I’m glad you asked. The Internal Revenue Service has publications that address this very issue. Publication 552 addresses Recordkeeping for Individuals. Publication 583 addresses Starting A Business And Keeping Records for Businesses. Publication 463 addresses Travel Expenses And Related Record Keeping. The following information was extracted from these publications.
IRS states that “You must keep your records as long as they may be needed for the administration of any provision of the Internal Revenue Code. Generally, this means you must keep records that support items shown on your return until the period of limitations for that return runs out. The period of limitations is the period of time in which you can amend your return to claim a credit or refund or the IRS can assess additional tax.”
The following table contains the periods of limitations that apply to income tax returns. Unless otherwise stated, the years refer to the period beginning after the return was filed. Returns filed before the due date are treated as being filed on the due date.
|THEN the period is…
|1 Owe additional tax and (2), (3), and (4) do not apply to you
|2 Do not report income that you should and it is more than 25% of the gross income shown on your return
|3 File a fraudulent return
|4 Do not file a return
|5 File a claim for credit or refund after you file your return.

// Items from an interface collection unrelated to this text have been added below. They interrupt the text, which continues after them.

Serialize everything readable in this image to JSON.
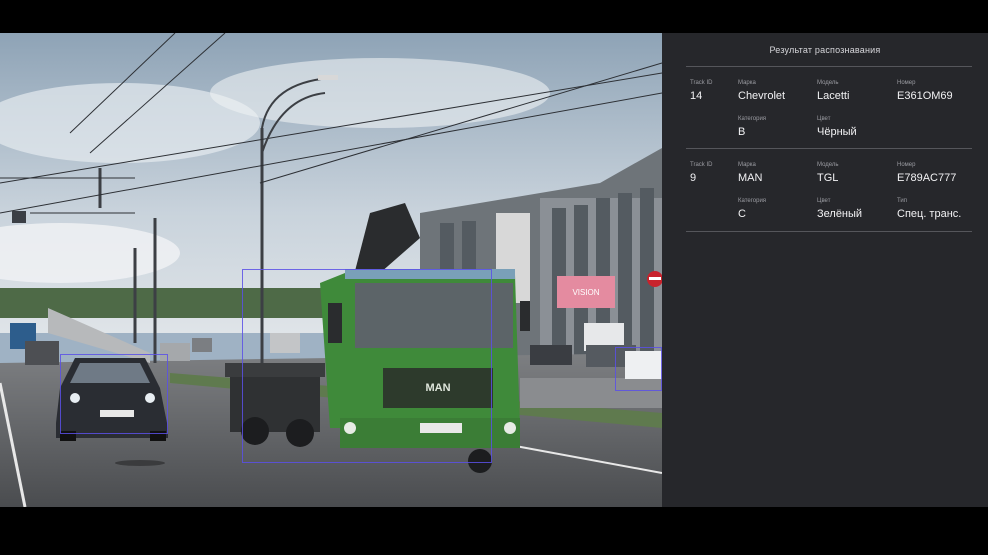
{
  "panel": {
    "title": "Результат распознавания",
    "tracks": [
      {
        "track_id": {
          "label": "Track ID",
          "value": "14"
        },
        "brand": {
          "label": "Марка",
          "value": "Chevrolet"
        },
        "model": {
          "label": "Модель",
          "value": "Lacetti"
        },
        "plate": {
          "label": "Номер",
          "value": "E361OM69"
        },
        "category": {
          "label": "Категория",
          "value": "B"
        },
        "color": {
          "label": "Цвет",
          "value": "Чёрный"
        }
      },
      {
        "track_id": {
          "label": "Track ID",
          "value": "9"
        },
        "brand": {
          "label": "Марка",
          "value": "MAN"
        },
        "model": {
          "label": "Модель",
          "value": "TGL"
        },
        "plate": {
          "label": "Номер",
          "value": "E789AC777"
        },
        "category": {
          "label": "Категория",
          "value": "C"
        },
        "color": {
          "label": "Цвет",
          "value": "Зелёный"
        },
        "type": {
          "label": "Тип",
          "value": "Спец. транс."
        }
      }
    ]
  },
  "scene": {
    "truck_badge": "MAN",
    "billboard_text": "VISION"
  },
  "colors": {
    "panel_bg": "#26272b",
    "bbox": "#5a50e6",
    "truck_green": "#3f8a3a"
  }
}
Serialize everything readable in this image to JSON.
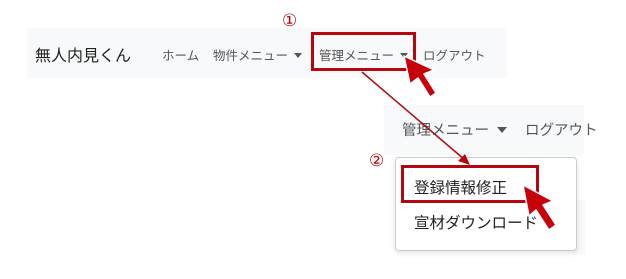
{
  "navbar": {
    "brand": "無人内見くん",
    "links": {
      "home": "ホーム",
      "property_menu": "物件メニュー",
      "admin_menu": "管理メニュー",
      "logout": "ログアウト"
    }
  },
  "zoom": {
    "admin_menu": "管理メニュー",
    "logout": "ログアウト"
  },
  "dropdown": {
    "items": [
      "登録情報修正",
      "宣材ダウンロード"
    ]
  },
  "annotations": {
    "step1": "①",
    "step2": "②",
    "highlight_color": "#b4070f"
  }
}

|Later of 3 years or 2 years after you filed your return after tax was paid.
|6. Your claim is due to a bad debt deduction.
|7 File a claim for a loss from worthless securities
Property. Keep records relating to property until the period of limitations expires for the year in which you dispose of the property in a taxable disposition. You must keep these records to figure your basis for computing gain or loss when you sell or otherwise dispose of the property.
Generally, if you received property in a nontaxable exchange, your basis in that property is the same as the basis of the property you gave up. You must keep the records on the old property, as well as the new property, until the period of limitations expires for the year in which you dispose of the new property in a taxable disposition.
Keeping records for nontax purposes. When your records are no longer needed for tax purposes, do not disgard them until you check to see if they should be kept longer for other purposes. Your insurance company or creditors may require you to keep certain records longer than the IRS does.
If you use a computerized system, you must be able to produce sufficient legible records to support and verify entries made on your return and determine your correct tax liability. To meet this qualification, the machine-sensible records must reconcile with your books and return. These records must provide enough detail to identify the underlying source documents. You must also keep all machine-sensible records and a complete description of the computerized portion of your recordkeeping system. This documentation must be sufficiently detailed to show all of the following items.
- Functions being performed as the data flows through the system.
- Controls used to ensure accurate and reliable processing.
- Controls used to prevent the unauthorized addition, alteration, or deletion of retained records.
- Charts of accounts and detailed account descriptions.
Microfilm and microfiche reproductions of general books of accounts, such as cash books, journals, voucher registers, and ledgers, are accepted for recordkeeping purposes if they comply with Revenue Procedure 81-46.
Electronic Storage System
Records maintained in an electronic storage system are accepted for recordkeeping purposes if the system complies with Revenue Procedure 97-22. An electronic storage system is one that either images hardcopy (paper) books and records, or transfers computerized books and records to an electronic storage media, such as an optical disk.
TIP: Keep copies of your filed tax returns. They help in preparing future tax returns and making computations if you later file an amended return.
Employment taxes. If you have employees, you must keep all employment tax records for at least 4 years after the date the tax becomes due or is paid, whichever is later.
Assets. Keep records relating to property until the period of limitations expires for the year in which you dispose of the property in a taxable disposition. You must keep these records to figure any depreciation, amortization, or depletion deduction, and to figure your basis for computing gain or loss when you sell or otherwise dispose of the property. Generally, if you received property in a nontaxable exchange, your basis in that property is the same as the basis of the property you gave up, increased by money you paid. You must keep the records on the old property, as well as on the new property, until the period of limitations expires for the year in which you dispose of the new property in a taxable disposition.
Phil is a Texas Certified Public Accountant who helps small businesses identify targeted goals, the weak links in their systems and financial management, as well as offering a comprehensive range of accounting, financial, tax, and management advisory services to businesses, individuals, and other organizations. This helps small businesses become more profitable and allows the owners to have more free time to enjoy life.